Editor’s note: Please join me in welcoming writer Melissa Maleski to her new weekly feature on rad infinitum. We’re very happy to have her rounding up the weekly activities of Pope Francis. The spiritual leader of a over a billion people, “the People’s Pope” has captured the attention and imagination of millions others with no formal relationship to the Roman Catholic Church (myself included) through thought, word, and deed. Melissa brings an insightful Catholic perspective to my own Protestant fandom, and will no doubt add greatly to our experience of Francis’ leadership and unfolding legacy. – CC
Pop your personal bubble before you suffocate in it. That’s pretty much what the Holy Father is telling us in the New Year. In stark contrast to the Magi, who traveled far outside of their comfort zone, Pope Francis called out those who have hard hearts and fall into a narcissistic cycle of fear, pride, and vanity. This cycle, says the Holy Father, gives the illusion of self-sufficiency, but really locks a person inside himself. The Magi, by opening themselves to something far beyond their knowing, find God and themselves.
Like the Magi, Pope Francis holds up mothers as wonderful examples of people traveling outside of themselves and being better for it. The Holy Father does not mince words about how he views a mother’s value:
“To be a mother is a great treasure. Mothers, in their unconditional and sacrificial love for their children, are the antidote to individualism; they are the greatest enemies against war,” the pontiff told pilgrims during his Jan. 7 general audience address.
Before anyone brings the snark about the Church valuing women only as far as they are actively breeding small nations, read what Pope Francis follows up with: “In this sense motherhood is more than childbearing; it is a life choice entailing sacrifice, respect for life, and commitment to passing on those human and religious values which are essential for a healthy society,” he said.
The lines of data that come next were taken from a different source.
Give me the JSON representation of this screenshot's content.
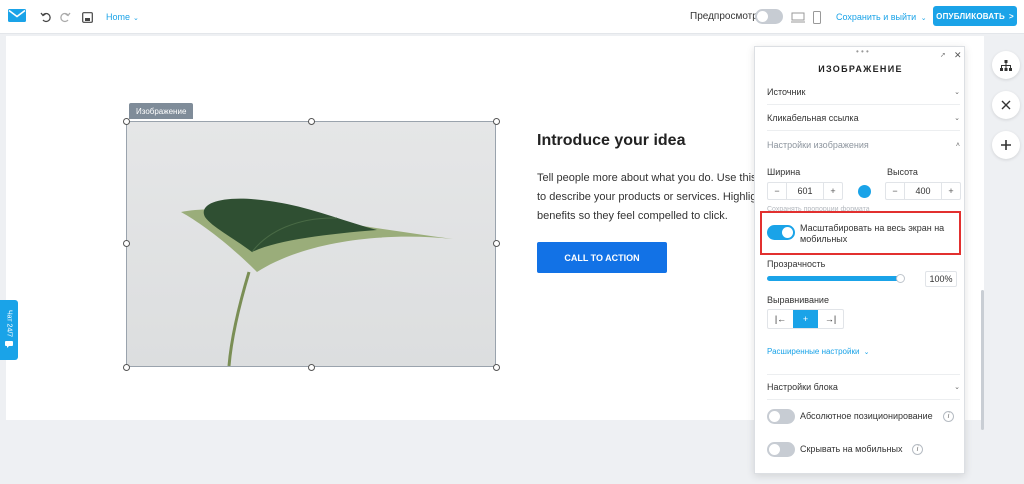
{
  "toolbar": {
    "page_select": "Home",
    "preview_label": "Предпросмотр",
    "preview_on": false,
    "save_exit_label": "Сохранить и выйти",
    "publish_label": "ОПУБЛИКОВАТЬ",
    "publish_arrow": ">",
    "chevron": "⌄"
  },
  "canvas": {
    "image_tag": "Изображение",
    "heading": "Introduce your idea",
    "body_lines": [
      "Tell people more about what you do. Use this",
      "to describe your products or services. Highlight",
      "benefits so they feel compelled to click."
    ],
    "cta_label": "CALL TO ACTION"
  },
  "chat": {
    "label": "Чат 24/7"
  },
  "panel": {
    "title": "ИЗОБРАЖЕНИЕ",
    "sections": {
      "source": "Источник",
      "link": "Кликабельная ссылка",
      "image_settings": "Настройки изображения",
      "block_settings": "Настройки блока"
    },
    "chevron_down": "⌄",
    "chevron_up": "˄",
    "width_label": "Ширина",
    "width_value": "601",
    "height_label": "Высота",
    "height_value": "400",
    "minus": "−",
    "plus": "+",
    "keep_ratio_text": "Сохранять пропорции формата",
    "scale_mobile_line1": "Масштабировать на весь экран на",
    "scale_mobile_line2": "мобильных",
    "scale_mobile_on": true,
    "opacity_label": "Прозрачность",
    "opacity_value": "100%",
    "opacity_fraction": 1.0,
    "align_label": "Выравнивание",
    "align_options": [
      "|←",
      "+",
      "→|"
    ],
    "align_selected": 1,
    "advanced_label": "Расширенные настройки",
    "absolute_label": "Абсолютное позиционирование",
    "absolute_on": false,
    "hide_mobile_label": "Скрывать на мобильных",
    "hide_mobile_on": false,
    "info": "i"
  },
  "colors": {
    "accent": "#1aa3e8",
    "cta": "#1272e6",
    "highlight": "#e2302f"
  }
}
And in case his words don’t quite sink in, the Holy Father’s decision to elect cardinals from the fringes of the world puts practice to his preaching. Cardinal-making stalwarts, like the United States, did not see any gains in the new election. Many of the new cardinals come from countries that never had a cardinal before, bursting the College bubble for the first time in a long while.